On Saturday, an attempt was made to blow up the Friendship (Druzhba) oil pipeline to Europe in the Bryansk region of Russia, which also borders Ukraine and Belarus, the Ukrainian news portal Pravda Ukraine reported.
Reports revealed that three explosions damaged one of the transformer stations of the pipeline. At the same time, the company Transneft, which operates the Russian oil pipeline network, emphasized in its statement that “there is no disruption to the pipeline and crude oil is being transported to Europe.”
The Druzhba was built in the 1960s to supply oil to the socialist countries in Eastern Europe.
The European Union decided in late May on a sixth Russian sanctions package banning Russian oil imports. However, those countries that receive oil via pipelines are exempt from the oil embargo and can continue to operate in their current form, including Hungary.

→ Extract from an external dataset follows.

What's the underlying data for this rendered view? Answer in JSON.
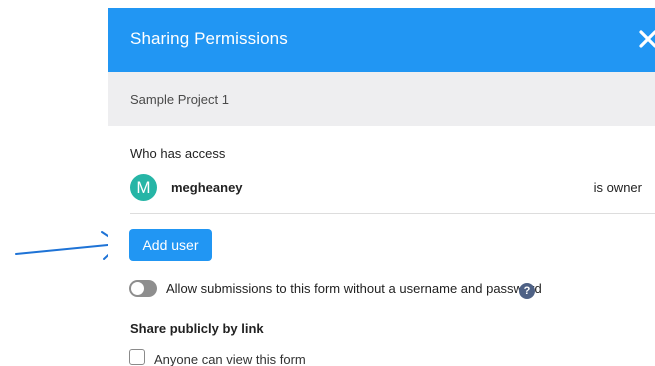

Prior to the adoption of the sanctions package, Olena Zerkal, an adviser to Ukraine’s energy minister, had said “something could happen to the Friendship oil pipeline.”
Zerkal has also noted that Hungary receives Russian oil through the Friendship pipeline passing through Ukraine. According to the adviser, by damaging or closing the pipeline, Ukraine could put pressure on the Hungarian government to support the oil embargo.
A similar attack was carried out in April before Saturday’s attempt. At that time, an oil tank was set on fire in Bryansk, at the Druzhba pipeline station.